    Firstly please lets not confuse Cloud POS with any specific device or OS. Cloud POS should not be reliant on any particular device, it should be at home on an IPad running iOS but also then be able to transfer the sale to a standard Windows POS terminal seamlessly. This is what Cybertill has been doing for 15 years albeit in the general retail sector and yes we do run to a browser and yes the terminal still operates without a connection if there is a failure. What larger chains really like is true multi-channel integration, imagine a sale started on line and then collected from store utilizing the store inventory in real time, imagine easy updates and a single view of all customers and stock across all stores and channels again in real time. Oh and of course we have many retailers with not 10 or 20 stores but 50, 100 and even 600+ branches. Cloud POS is the future.

    • Jordan Thaeler

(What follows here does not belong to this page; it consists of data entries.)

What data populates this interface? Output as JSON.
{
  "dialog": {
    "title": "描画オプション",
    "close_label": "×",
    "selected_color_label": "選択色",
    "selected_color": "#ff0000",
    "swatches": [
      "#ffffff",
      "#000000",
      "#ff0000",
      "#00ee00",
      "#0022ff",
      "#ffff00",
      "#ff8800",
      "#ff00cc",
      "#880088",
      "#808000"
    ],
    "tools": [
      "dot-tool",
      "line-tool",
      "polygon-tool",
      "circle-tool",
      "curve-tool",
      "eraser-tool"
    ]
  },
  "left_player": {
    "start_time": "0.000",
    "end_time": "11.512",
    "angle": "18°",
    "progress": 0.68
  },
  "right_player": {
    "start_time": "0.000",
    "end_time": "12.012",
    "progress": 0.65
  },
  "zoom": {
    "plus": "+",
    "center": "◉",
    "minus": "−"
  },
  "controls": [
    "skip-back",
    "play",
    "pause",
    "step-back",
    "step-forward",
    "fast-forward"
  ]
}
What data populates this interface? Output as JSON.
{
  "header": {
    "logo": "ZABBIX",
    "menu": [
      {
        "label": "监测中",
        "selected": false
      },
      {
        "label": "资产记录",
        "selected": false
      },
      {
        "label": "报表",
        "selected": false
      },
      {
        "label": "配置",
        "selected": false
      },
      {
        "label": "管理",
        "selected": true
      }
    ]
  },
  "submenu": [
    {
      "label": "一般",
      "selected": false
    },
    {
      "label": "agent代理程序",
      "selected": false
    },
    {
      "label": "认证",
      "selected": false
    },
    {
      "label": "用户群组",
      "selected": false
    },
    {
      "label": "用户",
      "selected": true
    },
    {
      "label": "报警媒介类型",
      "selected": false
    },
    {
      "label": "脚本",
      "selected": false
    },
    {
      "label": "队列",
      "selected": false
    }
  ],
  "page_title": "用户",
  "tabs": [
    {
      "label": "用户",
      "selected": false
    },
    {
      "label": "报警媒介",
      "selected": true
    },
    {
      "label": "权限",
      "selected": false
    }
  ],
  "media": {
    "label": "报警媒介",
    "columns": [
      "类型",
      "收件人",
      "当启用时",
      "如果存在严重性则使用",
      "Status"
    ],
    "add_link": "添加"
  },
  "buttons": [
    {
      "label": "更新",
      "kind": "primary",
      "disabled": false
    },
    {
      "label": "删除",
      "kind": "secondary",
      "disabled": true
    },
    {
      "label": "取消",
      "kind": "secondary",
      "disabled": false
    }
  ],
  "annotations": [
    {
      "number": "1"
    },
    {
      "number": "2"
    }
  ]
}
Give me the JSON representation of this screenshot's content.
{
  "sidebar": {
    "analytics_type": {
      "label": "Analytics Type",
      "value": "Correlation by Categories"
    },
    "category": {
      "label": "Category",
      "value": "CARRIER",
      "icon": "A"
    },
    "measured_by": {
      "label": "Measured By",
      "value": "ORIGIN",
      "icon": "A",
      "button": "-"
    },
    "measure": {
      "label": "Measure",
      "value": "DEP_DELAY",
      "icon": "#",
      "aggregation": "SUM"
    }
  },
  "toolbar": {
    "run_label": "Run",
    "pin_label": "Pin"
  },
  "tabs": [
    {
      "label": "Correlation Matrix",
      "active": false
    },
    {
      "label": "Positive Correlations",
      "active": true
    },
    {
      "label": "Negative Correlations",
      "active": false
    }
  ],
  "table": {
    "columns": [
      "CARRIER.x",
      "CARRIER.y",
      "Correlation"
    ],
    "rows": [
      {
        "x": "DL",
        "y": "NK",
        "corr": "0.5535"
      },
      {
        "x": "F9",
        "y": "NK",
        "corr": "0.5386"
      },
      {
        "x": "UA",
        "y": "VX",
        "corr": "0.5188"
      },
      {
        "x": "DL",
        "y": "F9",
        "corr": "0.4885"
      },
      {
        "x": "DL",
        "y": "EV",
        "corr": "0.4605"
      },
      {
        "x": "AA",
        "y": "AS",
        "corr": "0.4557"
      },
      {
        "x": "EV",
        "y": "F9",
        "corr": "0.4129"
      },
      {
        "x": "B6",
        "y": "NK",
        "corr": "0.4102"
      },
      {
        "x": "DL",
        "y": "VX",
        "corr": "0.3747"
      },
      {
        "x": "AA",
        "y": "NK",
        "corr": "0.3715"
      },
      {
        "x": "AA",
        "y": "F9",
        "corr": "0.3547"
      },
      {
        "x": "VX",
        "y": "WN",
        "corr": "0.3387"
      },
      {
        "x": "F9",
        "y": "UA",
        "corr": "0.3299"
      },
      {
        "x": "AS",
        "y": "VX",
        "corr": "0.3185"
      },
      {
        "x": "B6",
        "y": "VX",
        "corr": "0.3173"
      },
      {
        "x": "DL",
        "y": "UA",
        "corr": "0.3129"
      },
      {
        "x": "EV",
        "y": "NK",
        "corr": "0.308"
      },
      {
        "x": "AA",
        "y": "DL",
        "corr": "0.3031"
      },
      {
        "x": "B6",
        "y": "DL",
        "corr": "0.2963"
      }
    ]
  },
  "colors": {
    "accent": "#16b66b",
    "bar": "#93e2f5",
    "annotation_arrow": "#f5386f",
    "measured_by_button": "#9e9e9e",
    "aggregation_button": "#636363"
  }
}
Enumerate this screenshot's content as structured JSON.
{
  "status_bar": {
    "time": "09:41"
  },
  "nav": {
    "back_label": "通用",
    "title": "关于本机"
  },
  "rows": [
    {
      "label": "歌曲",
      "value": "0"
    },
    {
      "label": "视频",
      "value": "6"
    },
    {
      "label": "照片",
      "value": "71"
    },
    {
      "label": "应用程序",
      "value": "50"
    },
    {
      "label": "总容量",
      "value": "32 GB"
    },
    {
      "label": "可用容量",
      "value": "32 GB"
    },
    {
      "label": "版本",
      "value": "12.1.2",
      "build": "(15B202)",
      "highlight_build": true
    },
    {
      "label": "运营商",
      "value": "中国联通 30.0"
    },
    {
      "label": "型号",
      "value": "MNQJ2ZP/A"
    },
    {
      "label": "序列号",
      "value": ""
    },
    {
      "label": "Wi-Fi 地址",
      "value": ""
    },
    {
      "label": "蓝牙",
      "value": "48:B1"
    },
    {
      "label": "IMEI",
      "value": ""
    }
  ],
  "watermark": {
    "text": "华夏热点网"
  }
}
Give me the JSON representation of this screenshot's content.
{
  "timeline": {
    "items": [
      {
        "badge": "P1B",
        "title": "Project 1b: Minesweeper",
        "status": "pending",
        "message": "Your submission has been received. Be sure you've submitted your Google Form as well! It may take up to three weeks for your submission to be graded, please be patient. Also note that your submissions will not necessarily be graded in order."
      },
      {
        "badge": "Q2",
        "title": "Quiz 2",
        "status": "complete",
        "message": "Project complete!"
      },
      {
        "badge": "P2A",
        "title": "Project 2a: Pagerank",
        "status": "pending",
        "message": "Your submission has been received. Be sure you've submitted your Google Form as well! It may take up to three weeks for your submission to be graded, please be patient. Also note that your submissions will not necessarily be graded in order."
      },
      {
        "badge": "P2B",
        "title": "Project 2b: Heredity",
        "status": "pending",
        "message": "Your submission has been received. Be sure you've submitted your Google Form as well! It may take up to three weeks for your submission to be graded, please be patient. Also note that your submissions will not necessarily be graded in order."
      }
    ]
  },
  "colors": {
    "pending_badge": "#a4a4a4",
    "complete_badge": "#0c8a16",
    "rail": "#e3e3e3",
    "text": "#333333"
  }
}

      What happens if the browser window crashes?

  • Wladimiro Bedin

    The Browser is not a pre-requisite for Cloud POS. The App is a better approach for a such mission critical function.
    Here I try to explain why http://akite.net/en/news/cloud-pos-app-vs-browser

  • Thomas Benavides

    Firstly please lets not confuse Cloud POS with any specific device or OS. Cloud POS should not be reliant on any particular device. Thanks for the information.

    http://www.agnitech.com/